In September 2018 Microsoft announced the first preview of the next release of SQL Server – SQL Server 2019. For busy database administrators, this is a double edge sword – excitement of all those new features in the latest release and how they can save time and make your SQL Server estate operate more efficiently, but the knowledge that you are now another major release behind and where will you find the time to upgrade or migrate?
Let’s start by exploring my top 5 new or improved features in SQL Server 2019, and try and quantify how they can help your organisation do more or work more efficiently.
- Data Virtualisation. SQL Server 2019 provides new connectors to external data allowing you to integrate MongoDB, Oracle, DB2, Cosmos, Teradata & HDFS without moving data around. It is incredibly useful when creating data workflows to be able to bring information into one place without actually moving or copying the data. The fact that Microsoft now support more connectors should drive usage of this feature.
- Persistent Memory (PMEM) support. This feature is enhanced in SQL Server 2019. PMEM allows block level storage on persistent memory devices that writes at the speed of ram, giving large performance benefit, especially where you are suffering with latency issues. Any SQL Server file that is placed on a persistent memory device can now operate in enlightened mode. SQL Server directly accesses the device, bypassing the storage stack of the operating system using efficient memcpy operations. This mode improves performance because it allows low latency input/output against such devices.
- Always Encrypted. SQL Server 2019 Secure Enclaves for Always Encrypted have been updated to allow range scans and like operators, not just equality operator. They expand upon previous Always Encrypted functionality by enabling of computations on plaintext data, inside a secure enclave on the server side. I like this as it allows Always Encrypted to be used in more use cases.
- AlwaysOn Availability Groups. Another updated feature in SQL Server 2019. AlwaysOn now supports up to five synchronous replicas (up from 3) with automatic failover between them all.
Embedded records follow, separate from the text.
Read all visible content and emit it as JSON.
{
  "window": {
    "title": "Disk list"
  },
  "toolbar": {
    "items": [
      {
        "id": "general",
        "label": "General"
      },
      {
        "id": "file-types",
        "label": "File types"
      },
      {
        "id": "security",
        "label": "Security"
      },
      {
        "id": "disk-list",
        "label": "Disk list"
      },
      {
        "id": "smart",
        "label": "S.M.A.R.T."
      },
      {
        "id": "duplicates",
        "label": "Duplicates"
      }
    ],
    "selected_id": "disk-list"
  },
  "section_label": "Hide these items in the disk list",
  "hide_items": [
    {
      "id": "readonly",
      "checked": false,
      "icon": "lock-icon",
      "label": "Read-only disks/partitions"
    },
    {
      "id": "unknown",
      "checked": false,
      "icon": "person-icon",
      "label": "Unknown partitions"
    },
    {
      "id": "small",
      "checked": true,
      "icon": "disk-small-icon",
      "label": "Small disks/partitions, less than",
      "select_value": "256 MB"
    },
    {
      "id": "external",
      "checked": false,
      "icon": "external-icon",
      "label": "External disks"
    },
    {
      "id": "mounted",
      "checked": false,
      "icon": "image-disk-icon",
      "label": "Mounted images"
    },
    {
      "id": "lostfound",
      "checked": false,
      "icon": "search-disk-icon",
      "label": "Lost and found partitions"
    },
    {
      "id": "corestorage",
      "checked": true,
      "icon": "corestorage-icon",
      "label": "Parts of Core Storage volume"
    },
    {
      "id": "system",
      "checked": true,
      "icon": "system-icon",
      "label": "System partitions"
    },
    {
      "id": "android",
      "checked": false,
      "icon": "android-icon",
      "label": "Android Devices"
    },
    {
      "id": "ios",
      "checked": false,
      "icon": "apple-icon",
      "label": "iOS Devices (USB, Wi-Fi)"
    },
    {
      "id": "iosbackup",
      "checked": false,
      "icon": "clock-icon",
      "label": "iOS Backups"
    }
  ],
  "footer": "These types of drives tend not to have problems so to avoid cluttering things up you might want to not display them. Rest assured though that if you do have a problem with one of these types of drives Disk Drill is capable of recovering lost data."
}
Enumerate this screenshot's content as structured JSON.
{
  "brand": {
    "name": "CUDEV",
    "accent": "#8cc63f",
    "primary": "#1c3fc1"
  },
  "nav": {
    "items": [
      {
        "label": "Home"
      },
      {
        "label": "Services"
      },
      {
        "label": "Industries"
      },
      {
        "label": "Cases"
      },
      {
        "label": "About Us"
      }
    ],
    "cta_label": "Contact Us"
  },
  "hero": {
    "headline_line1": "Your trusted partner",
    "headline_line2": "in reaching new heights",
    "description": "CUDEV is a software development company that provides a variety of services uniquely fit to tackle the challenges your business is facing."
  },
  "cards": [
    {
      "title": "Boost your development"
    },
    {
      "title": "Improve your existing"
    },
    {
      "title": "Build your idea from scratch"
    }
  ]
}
SQL Server 2019 also supports secondary to primary replica connection redirection – allowing client application connections to be directed to the primary replica regardless of the target server specified in the connection string. This capability allows connection redirection without an AlwaysOn listener.
- Big Data Clusters. SQL Server 2019’s big new feature. SQL Server 2019 has support for Kubernetes for containerised multi instance deployment composed of SQL Server, Spark and HDFS Data Lake. It uses storage and compute pools but build scalable data architecture supporting big data storage, advanced analytics and machine learning with Spark. This opens up SQL Server to be your database engine for more use cases, operating directly on data you couldn’t do before without ETL type operations.
Finally, there are new client tools that support this new version that you should get familiar with. Checkout SQL Server Management Studio version 18 and Azure Data Studio (replaces SQL Operations Studio).
It can feel sometimes that you are spending all your time keeping things running, upgrading or migrating, but you never have time to innovate and unlock the benefits of what these new features deliver. Has your organisation taken advantage of new technologies in previous SQL Server versions such as Column Store Indexes, In Memory OLTP or AlwaysOn? I see a lot of organisations that haven’t, often not for the want of doing it, it’s just not having the time to spend implementing, testing and amending processes.
If you want to work smarter with SQL Server, come and talk to risual about SQL Server Modernisation and Data Transformation, and how to unlock the benefits of these new releases. Make the software work for you.